Wireless carriers in the United States remain entrenched in a never-ending battle over which company has the "best" network. Which is fastest? Which offers the most coverage and is most reliable? Verizon, AT&T, T-Mobile, and Sprint all take turns claiming supremacy in their TV and web ads. Verizon's latest campaign has a rather simple tagline: "better matters." It sticks to the long-running perception that Verizon has the best mobile network in the US — even if its rivals would object.
To reinforce that strong reputation, Verizon recently invited press to its device test lab in Bedminster, New Jersey. The building was once home to Verizon's main headquarters, which is now a few miles down the road in Basking Ridge. So this office space has been repurposed to run through over a dozen critical tests that devices (smartphones, tablets, IoT gadgets, etc.) must pass before being allowed to run on Verizon's network.
Some are the type you'd expect; Verizon's engineers are obsessed with network performance, so they stuff devices into a big metal box to prevent any outside interference and gauge pure data reception, VoLTE call quality, noise cancellation, and so on. The rooms themselves are shielded from wireless signals, allowing Verizon to emulate its 2G, 3G, and LTE networks on actual hardware — without letting those devices onto the same network customers are using. Another test room deals with emergency services and ensuring that all devices exceed requirements for putting you in touch with 911. Next to these vault-like labs are plenty of cubicles and your everyday office meeting rooms, so there are signs on the outside that flash red when a live test is being conducted.
Of course, device manufacturers carry out plenty of these tests themselves; Verizon's engineers said it's "rare" for a product to flunk once it's at the network certification stage, and they're usually around "95 percent" there by the time they get to this important step. But that doesn't prevent the carrier from doing its own endurance testing, like dropping phones on the ground repeatedly, or zapping batteries to make sure they're compliant and won't blow up in your jeans.
I don't want to make Verizon sound too special here; its main US rivals all certainly have testing labs of their own, with similarly high standards for smartphones and other devices to meet. But there are definitely some hard working people trying to make your phone work the best that it can. If you've ever wondered what that looks like at the largest US carrier, let's take a tour.
- You don't often see rooms like this next to cubicles.
- Lab director Sam Oommen opens one of the shield room doors.
- Verizon makes it obvious when testing is underway.

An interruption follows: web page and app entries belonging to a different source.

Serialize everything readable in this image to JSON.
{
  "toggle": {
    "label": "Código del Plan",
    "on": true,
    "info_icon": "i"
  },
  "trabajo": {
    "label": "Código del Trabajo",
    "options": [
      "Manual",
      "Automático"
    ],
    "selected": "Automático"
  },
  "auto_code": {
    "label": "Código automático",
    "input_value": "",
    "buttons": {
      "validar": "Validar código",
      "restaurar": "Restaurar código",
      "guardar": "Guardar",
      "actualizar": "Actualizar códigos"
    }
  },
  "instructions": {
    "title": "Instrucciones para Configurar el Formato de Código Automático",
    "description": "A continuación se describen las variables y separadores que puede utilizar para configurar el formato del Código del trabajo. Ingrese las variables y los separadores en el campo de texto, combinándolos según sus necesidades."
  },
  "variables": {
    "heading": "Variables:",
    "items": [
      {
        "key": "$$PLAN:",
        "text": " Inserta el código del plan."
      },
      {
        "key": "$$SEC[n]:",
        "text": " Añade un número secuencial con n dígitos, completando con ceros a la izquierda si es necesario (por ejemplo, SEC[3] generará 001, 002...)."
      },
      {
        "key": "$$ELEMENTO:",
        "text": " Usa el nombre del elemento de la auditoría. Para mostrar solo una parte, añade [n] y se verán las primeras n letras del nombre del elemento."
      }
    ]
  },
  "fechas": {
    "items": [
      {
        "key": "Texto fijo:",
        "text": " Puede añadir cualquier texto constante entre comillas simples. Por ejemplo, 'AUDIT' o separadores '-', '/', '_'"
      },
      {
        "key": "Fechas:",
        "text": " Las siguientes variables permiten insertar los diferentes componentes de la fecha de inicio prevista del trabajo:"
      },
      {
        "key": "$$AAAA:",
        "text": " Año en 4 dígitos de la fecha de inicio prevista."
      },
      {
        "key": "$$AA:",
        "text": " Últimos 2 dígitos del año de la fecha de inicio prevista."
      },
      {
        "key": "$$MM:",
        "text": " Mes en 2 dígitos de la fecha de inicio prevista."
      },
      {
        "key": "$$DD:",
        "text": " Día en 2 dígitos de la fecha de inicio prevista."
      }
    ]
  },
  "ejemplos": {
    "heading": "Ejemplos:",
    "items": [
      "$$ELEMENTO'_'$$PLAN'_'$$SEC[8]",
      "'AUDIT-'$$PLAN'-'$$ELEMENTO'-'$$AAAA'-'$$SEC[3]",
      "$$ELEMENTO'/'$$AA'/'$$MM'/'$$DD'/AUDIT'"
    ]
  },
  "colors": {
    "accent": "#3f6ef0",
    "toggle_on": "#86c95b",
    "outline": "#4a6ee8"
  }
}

- This LG smartphone is being tested to make sure it meets emergency / 911 standards.
- Verizon emulates its network for devices in testing; they don't run on the same one customers are on.
- The carrier tests video call quality. Video chats are one of the "advance calling" features made possible by VoLTE.

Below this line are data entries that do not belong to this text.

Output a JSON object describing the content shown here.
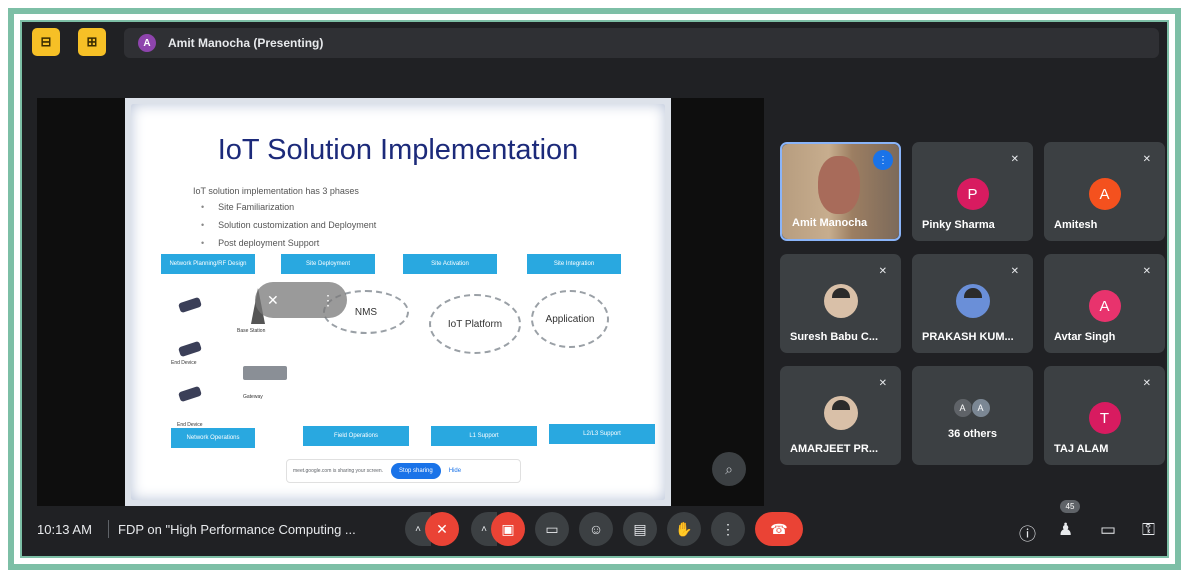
{
  "topbar": {
    "btn1_icon": "layout-icon",
    "btn2_icon": "pin-icon",
    "presenter_initial": "A",
    "presenter_label": "Amit Manocha (Presenting)"
  },
  "slide": {
    "title": "IoT Solution Implementation",
    "intro": "IoT solution implementation has 3 phases",
    "bullets": [
      "Site Familiarization",
      "Solution customization and Deployment",
      "Post deployment Support"
    ],
    "phases_top": [
      "Network Planning/RF Design",
      "Site Deployment",
      "Site Activation",
      "Site Integration"
    ],
    "phases_bottom": [
      "Network Operations",
      "Field Operations",
      "L1 Support",
      "L2/L3 Support"
    ],
    "clouds": [
      "NMS",
      "IoT Platform",
      "Application"
    ],
    "labels": {
      "base_station": "Base Station",
      "end_device_1": "End Device",
      "end_device_2": "End Device",
      "gateway": "Gateway"
    },
    "share_text": "meet.google.com is sharing your screen.",
    "stop_sharing": "Stop sharing",
    "hide": "Hide"
  },
  "tiles": {
    "amit": "Amit Manocha",
    "pinky": {
      "name": "Pinky Sharma",
      "initial": "P",
      "color": "#d81b60"
    },
    "amitesh": {
      "name": "Amitesh",
      "initial": "A",
      "color": "#f4511e"
    },
    "suresh": "Suresh Babu C...",
    "prakash": "PRAKASH KUM...",
    "avtar": {
      "name": "Avtar Singh",
      "initial": "A",
      "color": "#e8336d"
    },
    "amarjeet": "AMARJEET PR...",
    "others": {
      "label": "36 others",
      "a1": "A",
      "a2": "A"
    },
    "taj": {
      "name": "TAJ ALAM",
      "initial": "T",
      "color": "#d81b60"
    }
  },
  "bottombar": {
    "time": "10:13 AM",
    "meeting_title": "FDP on \"High Performance Computing ...",
    "participant_count": "45"
  }
}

- Verizon tests VoLTE calls to ensure a smooth handoff between Wi-Fi and the cellular network.
- "We can control what type of service we want the device to see," says Kevin Caballero, one of Verizon's test engineers. "Good coverage, bad coverage, moving coverage, we can emulate everything we’d like."
- It looks like something from 1940, yet it's an essential tool for Verizon.

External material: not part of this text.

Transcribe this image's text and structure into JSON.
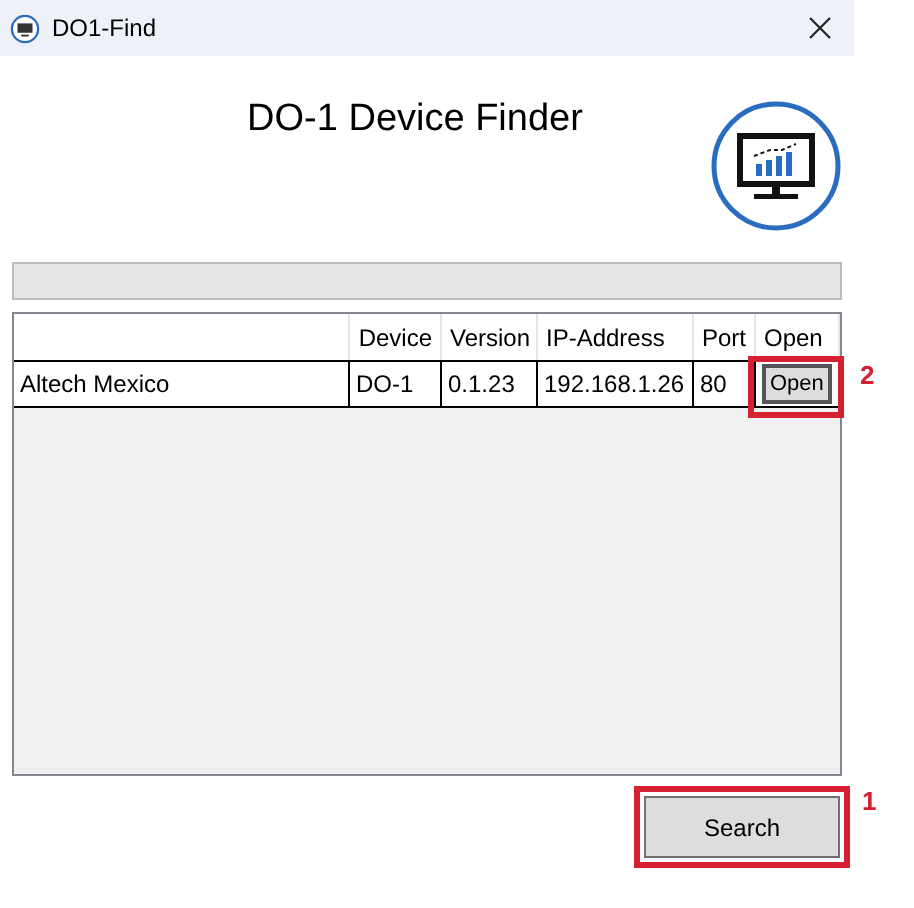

- The lab tests devices both in pre-production and after they've shipped. Major software updates must go through the process again.
- Verizon uses special, lab-only SIM cards for devices that are being evaluated.
- Who knew signal analyzers could have so many button?
- It typically takes around four weeks for devices to pass through the lab.
- A smartphone's noise cancellation is put to the test in this room, where the speakers blare out typical real-world noise (crowded bar, city streets, etc.)
- The test dummies speak nonsensical sentences, but they contain words that can be challenging to hear in loud areas.
- Admit it: they're a little bit creepy looking.
- An outside look at the noise cancellation tests.
- Oommen explaining the technology inside one of the many shield rooms.
- Erik Van Treuren leads "accelerated life testing," which means he gets to drop phones 100 times each.
- The machine drops phones from about pocket height, and cameras record the results in slow motion.
- This machine shocks a smartphone's battery to ensure it meets specifications and won't explode in your pocket.
- Another anechoic chamber that's used to gauge cellular performance.
- "It becomes a real challenge to fit everything into the small real estate of the device, and at the same time, meet the performance objectives of Verizon," says engineer Raafat Kamel.
- There's not much standing room in this one; I almost fell into the blue pit of spiked foam.
- No device lab would be complete without a "museum" of handsets past and present.
- The HTC Thunderbolt, Verizon's first LTE smartphone.
- Motorola's old classic, the Razr.
- A collection of forgettable early 2000s flip phones.